A theme this season for the Browns has been poor tackling. Injuries and a lack of depth have also afflicted the Browns, but the most glaring problem is a simple inability to plug holes and wrap up tacklers.
The problem starts with the defensive line. The big boys up front are being pushed around and into the linebackers. The linemen, particularly Carl Nassib and Emmanuel Ogbah, generated some pressure in the passing game today, but were not able to plug gaps.
As a result, the linebackers absorbed blocks from Cincinnati offensive linemen, not the fullbacks or tight ends. The Browns’ linebackers could not shed the Cincy big uglies, allowing the Bengals to rush for an astonishing 271 yards.
The Bengals had 539 rushing yards in their six previous games.
Hill alone notched 168 yards, including a 74-yarder. Gio Bernard managed 80 yards on 17 carries and a score. The Bengals averaged 9 yards per carry, which is an absurd stat.

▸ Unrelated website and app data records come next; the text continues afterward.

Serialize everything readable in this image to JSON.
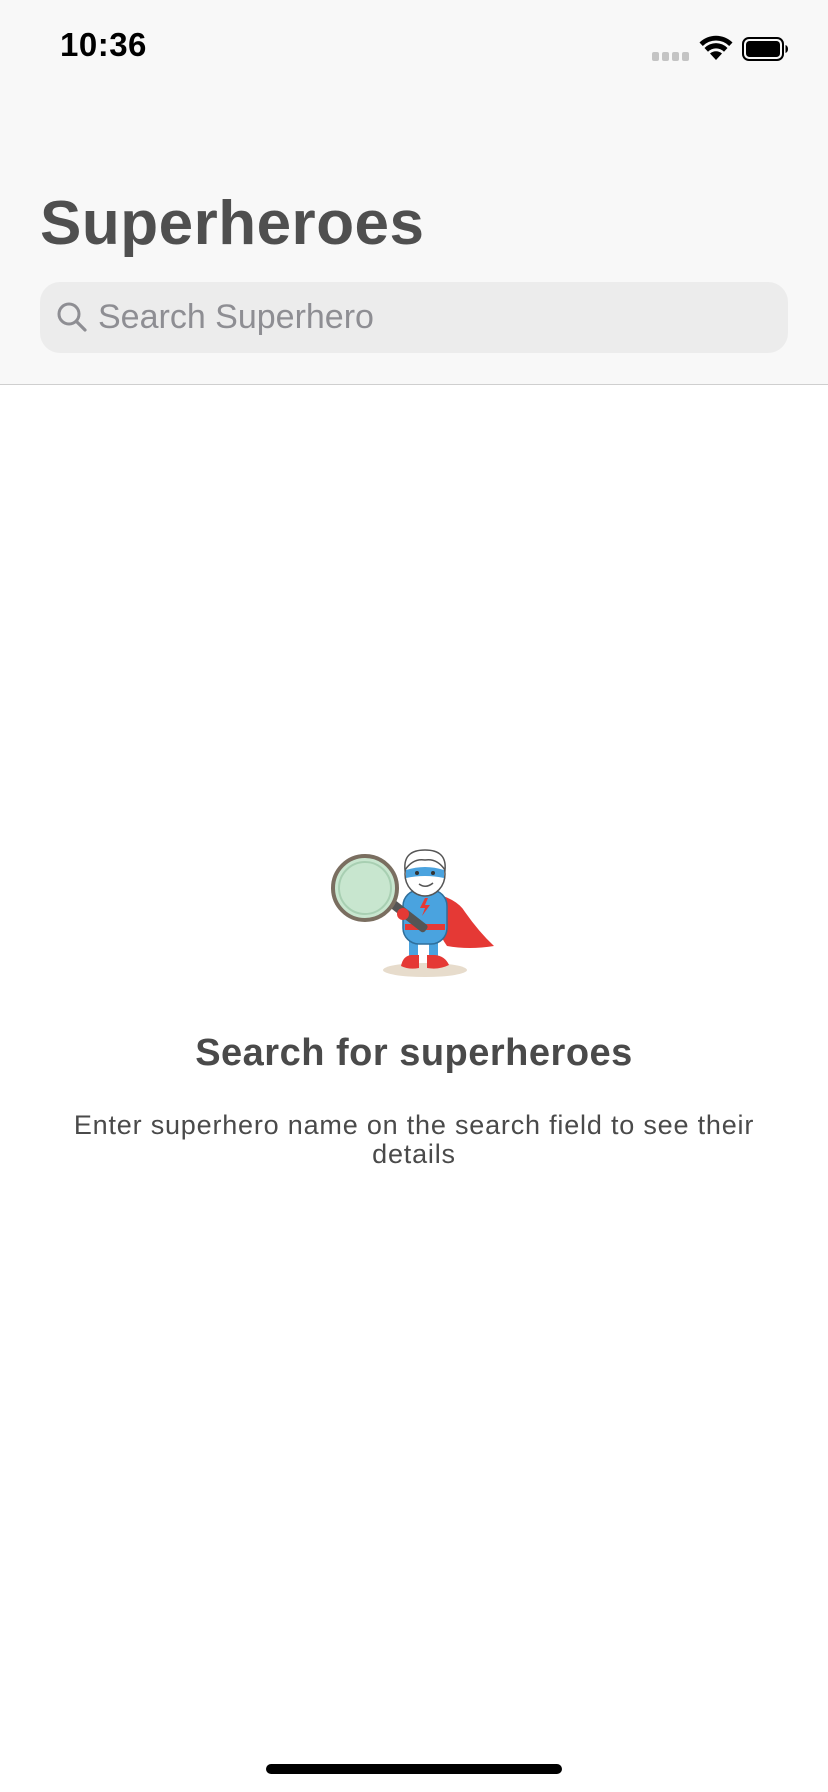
{
  "status_bar": {
    "time": "10:36"
  },
  "header": {
    "title": "Superheroes"
  },
  "search": {
    "placeholder": "Search Superhero",
    "value": ""
  },
  "empty_state": {
    "illustration": "superhero-magnifier-illustration",
    "title": "Search for superheroes",
    "subtitle": "Enter superhero name on the search field to see their details"
  },
  "colors": {
    "header_background": "#f8f8f8",
    "search_background": "#ececec",
    "title_text": "#4f4f4f",
    "placeholder_text": "#8e8e93",
    "hero_cape": "#e53935",
    "hero_suit": "#4aa3df",
    "lens": "#c8e6cf"
  },
  "icons": {
    "search": "magnifying-glass",
    "wifi": "wifi",
    "battery": "battery-full",
    "signal": "cellular-signal"
  }
}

Give Hill and Bernard credit for an outstanding game. But the Browns’ defense has significant problems to solve before facing Matt Forte and the Jets next week.
6. At least one guy showed up: The lone bright spot of the Browns’ defense today was Emmanuel Ogbah. The tweener rookie, stuck between defensive end and linebacker all season, enjoyed a breakout day.
The Browns have a history of drafting tweeners and misusing them, unable to pick one position for them. But Ogbah seems to be making progress, even as the rest of the defense sputters.
Ogbah notched 6 tackles, 2 sacks, 2 tackles for loss, and 2 quarterback hits, leading the team in all of those categories except for tackles.
The rookie seemed to be all over the field on Sunday, flashing his special combination of speed and strength. He used his speed to beat the Bengals on the edge before utilizing his strength to corner Andy Dalton and the Bengals’ ballcarriers.
To place Ogbah’s success into perspective, Cam Johnson entered the game as the Browns’ sack leader with two.
Given time to improve, Ogbah could become a stellar defender for the Browns. With Nassib and Danny Shelton also in place, the Browns might soon have a decent defensive line.
7. Cutback city: Crowell and the Browns enjoyed plenty of success on the ground against Cincinnati.
Unlike the last few weeks, Crowell showed vision and skill when running the ball. The Browns’ top back ran 12 times for 63 yards and a touchdown, including a 21-yard scamper.
The cutback is the key with Crowell. When the third-year back ran away from the designed point of attack, he succeeded and picked up yards. When he blindly followed the play design, Crowell sputtered and did not gain any yards.
Also credit improved run blocking and better schemes. The Browns used both zone and man blocking schemes to pave the way for Crowell and open holes. And surprisingly, Erving blocked fairly well. Bailey seemed to perform well on run plays, and Joe Thomas dominated his opponents.
As mentioned above, Hogan also had a big day on the ground, running 7 times for 104 yards and a 28-yard touchdown. The reason for the success? Cutbacks and weak-side runs.
The first reaction to a 31-17 loss to a rival is to say everything sucked. That’s not the case. The Browns ran the ball quite well, to the tune of 180 yards and 6.9 yards per carry.
Typically, if you rack up those types of numbers, you’ll win the game. But not if you allow 271 yards and 9.0 yards per carry to the opposing team.
At the end of the day, its wins and losses, and the Browns are 0-7 after a mostly poor effort today. But the Browns have some young players with great potential. The key to the rest of the season is not ruining these young guns by losing every game or running them into the ground.
Good luck, Hue. I don’t envy you, my friend.